But what are the options? It’s basically stop or go, and I choose go because I always do. And  since the cats got me up anyway, I might as well go through the motions until they mean something more than a chore ticked off a list: order the tree, buy more decorations, plan the gifts.

And I don’t believe in gods, but I do believe in people, and so look. Look at the Blackwell’s Giving Tree, where I’ll go donate today. Look at the more than 50 shoeboxes for Shelter my colleagues put together. Look at the flowers my boyfriend bought me, and the guy at carwash telling me to it was ok to come back later with the cash. These are the small kindnesses that get us all through the days. With all this, maybe we are fighting the monsters.

In which I’m not gonna lie, guys

Things look pretty bad. This is seemingly the year in which the previously unthinkable, the events and decisions and actions and values that should still be firmly unthinkable, have edged out into the light and become commonplace.

Where to start? Pick a card, any card, so let’s go with… My Twitter feed is full of people campaigning to save the NHS.

Because of the enormity of the shit that is going down, it’s almost, unbelievably, easy to overlook this one.


The NHS.

That would be the health service that looks after everyone, beginning to end, 24/7, tirelessly and selflessly, no questions asked and certainly not ‘And which credit card will you be using?’, while its staff get paid salaries that I for one would say it’s not possible to live on, I’ve got cats to support you know.

So yeah, a bedrock system of our state needs saving and for all the people trying, really, really hard, and the doctors who’ve been pushed to strike because of the government’s overweening unreasonableness, it probably won’t be. Unthinkable, right?

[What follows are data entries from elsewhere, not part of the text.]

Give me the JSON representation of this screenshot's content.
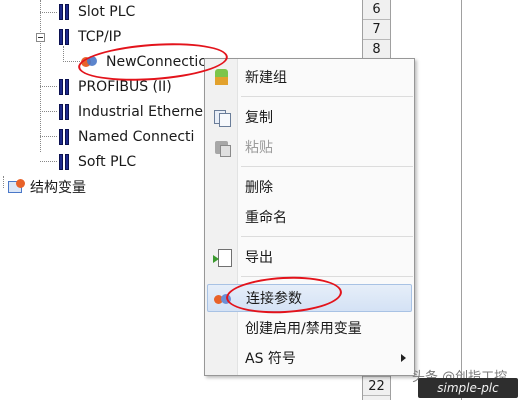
{
  "tree": {
    "items": [
      {
        "label": "Slot PLC",
        "icon": "plc-station-icon"
      },
      {
        "label": "TCP/IP",
        "icon": "plc-station-icon"
      },
      {
        "label": "NewConnectic",
        "icon": "connection-icon"
      },
      {
        "label": "PROFIBUS (II)",
        "icon": "plc-station-icon"
      },
      {
        "label": "Industrial Etherne",
        "icon": "plc-station-icon"
      },
      {
        "label": "Named Connecti",
        "icon": "plc-station-icon"
      },
      {
        "label": "Soft PLC",
        "icon": "plc-station-icon"
      },
      {
        "label": "结构变量",
        "icon": "struct-variable-icon"
      }
    ]
  },
  "grid": {
    "row_numbers": [
      "6",
      "7",
      "8",
      "22"
    ]
  },
  "context_menu": {
    "items": [
      {
        "label": "新建组",
        "icon": "new-group-icon",
        "enabled": true
      },
      {
        "label": "复制",
        "icon": "copy-icon",
        "enabled": true
      },
      {
        "label": "粘贴",
        "icon": "paste-icon",
        "enabled": false
      },
      {
        "label": "删除",
        "icon": "",
        "enabled": true
      },
      {
        "label": "重命名",
        "icon": "",
        "enabled": true
      },
      {
        "label": "导出",
        "icon": "export-icon",
        "enabled": true
      },
      {
        "label": "连接参数",
        "icon": "connection-params-icon",
        "enabled": true,
        "highlighted": true
      },
      {
        "label": "创建启用/禁用变量",
        "icon": "",
        "enabled": true
      },
      {
        "label": "AS 符号",
        "icon": "",
        "enabled": true,
        "has_submenu": true
      }
    ]
  },
  "watermark": {
    "text": "头条 @创指工控",
    "box_text": "simple-plc"
  },
  "colors": {
    "annotation_red": "#e3131b",
    "highlight_bg": "#d4e2f5",
    "plc_icon_blue": "#1e2a8c"
  }
}
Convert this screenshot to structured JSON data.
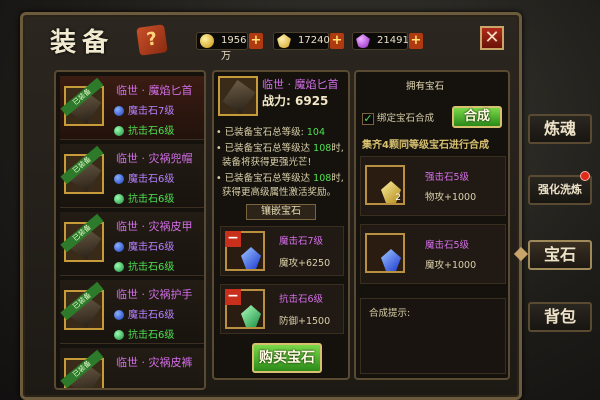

I guess I can’t dodge the buffoon in the corner, so. The world got a new portmanteau word this week. Instead of needing to type out a whole list to say that someone is a racist, lying, bigoted, tax-dodging, misogynistic, sexually assaultive, narcissistic, psychopathic fascist fantasist about to go on trial for raping a 13 year old girl, we can all just type ‘Trump’. See how much neater that is? But you know what concept that portmanteau word cannot encompass? Presidency. Trump will inherit the title, the percentage of Americans that is basically terrified of everyone not them saw to that.  But he’ll never be President.

And one more, for good measure. There’s the good ole’ Daily Fail, going about its day to day business of fostering hate (towards anyone, that’s the only way in which the tabloid and its readership is broad minded). In this instance, the focus was on four judges who had the temerity to do their job and make a judgement according to the law about how Article 50 could be triggered. I’m 6 weeks into Law 101 and even I know that’s legit, so you can bet the Daily Fail’s corporate lawyers do too. But what does the truth matter when you can use a story to pander to the illiberal views of a vicious minority?

It’s Remembrance Sunday today. I don’t know how we, collectively, have the fucking nerve to say ‘We remember’ those who died and what they fought for. If we remember, we sure as hell don’t care.